RECORDS FOR PROCESSING =
===
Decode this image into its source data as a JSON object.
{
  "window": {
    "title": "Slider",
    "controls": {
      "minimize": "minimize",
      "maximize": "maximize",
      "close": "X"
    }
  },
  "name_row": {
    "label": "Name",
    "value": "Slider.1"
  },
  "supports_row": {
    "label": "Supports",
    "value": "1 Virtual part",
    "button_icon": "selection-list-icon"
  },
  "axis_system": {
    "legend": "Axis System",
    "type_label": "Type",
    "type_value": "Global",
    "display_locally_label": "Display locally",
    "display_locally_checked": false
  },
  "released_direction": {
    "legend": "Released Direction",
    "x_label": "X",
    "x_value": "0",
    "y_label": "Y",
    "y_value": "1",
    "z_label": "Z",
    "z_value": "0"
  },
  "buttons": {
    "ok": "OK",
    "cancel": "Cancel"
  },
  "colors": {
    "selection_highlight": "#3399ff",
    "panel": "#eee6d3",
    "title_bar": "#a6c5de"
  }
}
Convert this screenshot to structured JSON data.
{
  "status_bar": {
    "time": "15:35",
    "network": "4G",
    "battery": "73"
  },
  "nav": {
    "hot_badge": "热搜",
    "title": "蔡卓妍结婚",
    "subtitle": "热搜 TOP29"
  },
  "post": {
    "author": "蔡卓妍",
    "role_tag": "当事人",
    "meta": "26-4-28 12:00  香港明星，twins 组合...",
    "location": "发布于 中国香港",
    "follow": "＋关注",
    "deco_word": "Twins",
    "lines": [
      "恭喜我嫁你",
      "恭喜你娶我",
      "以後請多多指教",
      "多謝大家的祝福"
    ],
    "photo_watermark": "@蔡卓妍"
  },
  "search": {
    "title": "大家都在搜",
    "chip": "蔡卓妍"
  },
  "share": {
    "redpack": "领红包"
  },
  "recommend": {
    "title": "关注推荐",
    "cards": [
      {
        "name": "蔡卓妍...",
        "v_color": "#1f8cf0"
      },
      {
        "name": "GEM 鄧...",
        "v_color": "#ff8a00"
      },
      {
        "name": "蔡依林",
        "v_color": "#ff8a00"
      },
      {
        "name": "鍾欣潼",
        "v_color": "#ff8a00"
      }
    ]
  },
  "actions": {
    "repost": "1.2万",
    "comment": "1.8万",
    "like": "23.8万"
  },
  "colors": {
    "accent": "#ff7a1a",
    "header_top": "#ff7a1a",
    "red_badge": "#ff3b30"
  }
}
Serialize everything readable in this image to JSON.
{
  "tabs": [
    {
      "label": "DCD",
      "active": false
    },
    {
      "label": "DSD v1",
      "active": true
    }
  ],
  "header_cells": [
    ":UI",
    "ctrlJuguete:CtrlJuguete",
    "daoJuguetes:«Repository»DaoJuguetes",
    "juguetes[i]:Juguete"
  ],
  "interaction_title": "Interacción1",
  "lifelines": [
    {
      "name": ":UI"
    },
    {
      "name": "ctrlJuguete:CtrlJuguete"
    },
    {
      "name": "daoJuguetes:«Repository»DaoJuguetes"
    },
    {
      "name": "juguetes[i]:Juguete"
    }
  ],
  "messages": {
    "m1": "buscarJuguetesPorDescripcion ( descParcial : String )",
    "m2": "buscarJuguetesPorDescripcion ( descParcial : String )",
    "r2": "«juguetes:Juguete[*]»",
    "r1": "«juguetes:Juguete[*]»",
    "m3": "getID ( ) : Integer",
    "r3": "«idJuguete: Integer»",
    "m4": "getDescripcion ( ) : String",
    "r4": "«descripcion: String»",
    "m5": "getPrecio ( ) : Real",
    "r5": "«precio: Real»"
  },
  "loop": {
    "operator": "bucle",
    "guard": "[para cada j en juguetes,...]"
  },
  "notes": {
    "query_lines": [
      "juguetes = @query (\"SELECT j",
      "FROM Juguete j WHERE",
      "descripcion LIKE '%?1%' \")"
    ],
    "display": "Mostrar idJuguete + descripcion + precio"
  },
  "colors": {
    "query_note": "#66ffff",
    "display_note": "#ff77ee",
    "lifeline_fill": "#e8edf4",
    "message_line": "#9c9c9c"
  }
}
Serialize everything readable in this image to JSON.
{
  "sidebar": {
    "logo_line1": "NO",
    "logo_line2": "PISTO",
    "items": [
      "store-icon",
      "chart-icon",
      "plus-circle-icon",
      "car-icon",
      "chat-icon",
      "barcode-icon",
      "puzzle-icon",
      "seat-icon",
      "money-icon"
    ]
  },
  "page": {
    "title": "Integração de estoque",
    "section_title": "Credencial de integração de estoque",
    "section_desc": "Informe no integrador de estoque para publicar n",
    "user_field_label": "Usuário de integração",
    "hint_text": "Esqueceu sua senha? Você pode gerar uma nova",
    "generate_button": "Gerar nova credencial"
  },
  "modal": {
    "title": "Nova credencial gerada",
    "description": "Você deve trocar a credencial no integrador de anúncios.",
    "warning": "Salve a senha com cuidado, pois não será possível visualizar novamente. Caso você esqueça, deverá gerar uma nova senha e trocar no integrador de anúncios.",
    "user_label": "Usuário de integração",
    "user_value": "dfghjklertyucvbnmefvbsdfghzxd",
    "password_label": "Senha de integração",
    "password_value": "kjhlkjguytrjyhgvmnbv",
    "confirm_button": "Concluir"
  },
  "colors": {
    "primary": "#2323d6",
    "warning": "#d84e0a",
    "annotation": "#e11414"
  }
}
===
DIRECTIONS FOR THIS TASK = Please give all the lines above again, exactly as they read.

RESULT =
Decode this image into its source data as a JSON object.
{
  "window": {
    "title": "Slider",
    "controls": {
      "minimize": "minimize",
      "maximize": "maximize",
      "close": "X"
    }
  },
  "name_row": {
    "label": "Name",
    "value": "Slider.1"
  },
  "supports_row": {
    "label": "Supports",
    "value": "1 Virtual part",
    "button_icon": "selection-list-icon"
  },
  "axis_system": {
    "legend": "Axis System",
    "type_label": "Type",
    "type_value": "Global",
    "display_locally_label": "Display locally",
    "display_locally_checked": false
  },
  "released_direction": {
    "legend": "Released Direction",
    "x_label": "X",
    "x_value": "0",
    "y_label": "Y",
    "y_value": "1",
    "z_label": "Z",
    "z_value": "0"
  },
  "buttons": {
    "ok": "OK",
    "cancel": "Cancel"
  },
  "colors": {
    "selection_highlight": "#3399ff",
    "panel": "#eee6d3",
    "title_bar": "#a6c5de"
  }
}
Convert this screenshot to structured JSON data.
{
  "status_bar": {
    "time": "15:35",
    "network": "4G",
    "battery": "73"
  },
  "nav": {
    "hot_badge": "热搜",
    "title": "蔡卓妍结婚",
    "subtitle": "热搜 TOP29"
  },
  "post": {
    "author": "蔡卓妍",
    "role_tag": "当事人",
    "meta": "26-4-28 12:00  香港明星，twins 组合...",
    "location": "发布于 中国香港",
    "follow": "＋关注",
    "deco_word": "Twins",
    "lines": [
      "恭喜我嫁你",
      "恭喜你娶我",
      "以後請多多指教",
      "多謝大家的祝福"
    ],
    "photo_watermark": "@蔡卓妍"
  },
  "search": {
    "title": "大家都在搜",
    "chip": "蔡卓妍"
  },
  "share": {
    "redpack": "领红包"
  },
  "recommend": {
    "title": "关注推荐",
    "cards": [
      {
        "name": "蔡卓妍...",
        "v_color": "#1f8cf0"
      },
      {
        "name": "GEM 鄧...",
        "v_color": "#ff8a00"
      },
      {
        "name": "蔡依林",
        "v_color": "#ff8a00"
      },
      {
        "name": "鍾欣潼",
        "v_color": "#ff8a00"
      }
    ]
  },
  "actions": {
    "repost": "1.2万",
    "comment": "1.8万",
    "like": "23.8万"
  },
  "colors": {
    "accent": "#ff7a1a",
    "header_top": "#ff7a1a",
    "red_badge": "#ff3b30"
  }
}
Serialize everything readable in this image to JSON.
{
  "tabs": [
    {
      "label": "DCD",
      "active": false
    },
    {
      "label": "DSD v1",
      "active": true
    }
  ],
  "header_cells": [
    ":UI",
    "ctrlJuguete:CtrlJuguete",
    "daoJuguetes:«Repository»DaoJuguetes",
    "juguetes[i]:Juguete"
  ],
  "interaction_title": "Interacción1",
  "lifelines": [
    {
      "name": ":UI"
    },
    {
      "name": "ctrlJuguete:CtrlJuguete"
    },
    {
      "name": "daoJuguetes:«Repository»DaoJuguetes"
    },
    {
      "name": "juguetes[i]:Juguete"
    }
  ],
  "messages": {
    "m1": "buscarJuguetesPorDescripcion ( descParcial : String )",
    "m2": "buscarJuguetesPorDescripcion ( descParcial : String )",
    "r2": "«juguetes:Juguete[*]»",
    "r1": "«juguetes:Juguete[*]»",
    "m3": "getID ( ) : Integer",
    "r3": "«idJuguete: Integer»",
    "m4": "getDescripcion ( ) : String",
    "r4": "«descripcion: String»",
    "m5": "getPrecio ( ) : Real",
    "r5": "«precio: Real»"
  },
  "loop": {
    "operator": "bucle",
    "guard": "[para cada j en juguetes,...]"
  },
  "notes": {
    "query_lines": [
      "juguetes = @query (\"SELECT j",
      "FROM Juguete j WHERE",
      "descripcion LIKE '%?1%' \")"
    ],
    "display": "Mostrar idJuguete + descripcion + precio"
  },
  "colors": {
    "query_note": "#66ffff",
    "display_note": "#ff77ee",
    "lifeline_fill": "#e8edf4",
    "message_line": "#9c9c9c"
  }
}
Serialize everything readable in this image to JSON.
{
  "sidebar": {
    "logo_line1": "NO",
    "logo_line2": "PISTO",
    "items": [
      "store-icon",
      "chart-icon",
      "plus-circle-icon",
      "car-icon",
      "chat-icon",
      "barcode-icon",
      "puzzle-icon",
      "seat-icon",
      "money-icon"
    ]
  },
  "page": {
    "title": "Integração de estoque",
    "section_title": "Credencial de integração de estoque",
    "section_desc": "Informe no integrador de estoque para publicar n",
    "user_field_label": "Usuário de integração",
    "hint_text": "Esqueceu sua senha? Você pode gerar uma nova",
    "generate_button": "Gerar nova credencial"
  },
  "modal": {
    "title": "Nova credencial gerada",
    "description": "Você deve trocar a credencial no integrador de anúncios.",
    "warning": "Salve a senha com cuidado, pois não será possível visualizar novamente. Caso você esqueça, deverá gerar uma nova senha e trocar no integrador de anúncios.",
    "user_label": "Usuário de integração",
    "user_value": "dfghjklertyucvbnmefvbsdfghzxd",
    "password_label": "Senha de integração",
    "password_value": "kjhlkjguytrjyhgvmnbv",
    "confirm_button": "Concluir"
  },
  "colors": {
    "primary": "#2323d6",
    "warning": "#d84e0a",
    "annotation": "#e11414"
  }
}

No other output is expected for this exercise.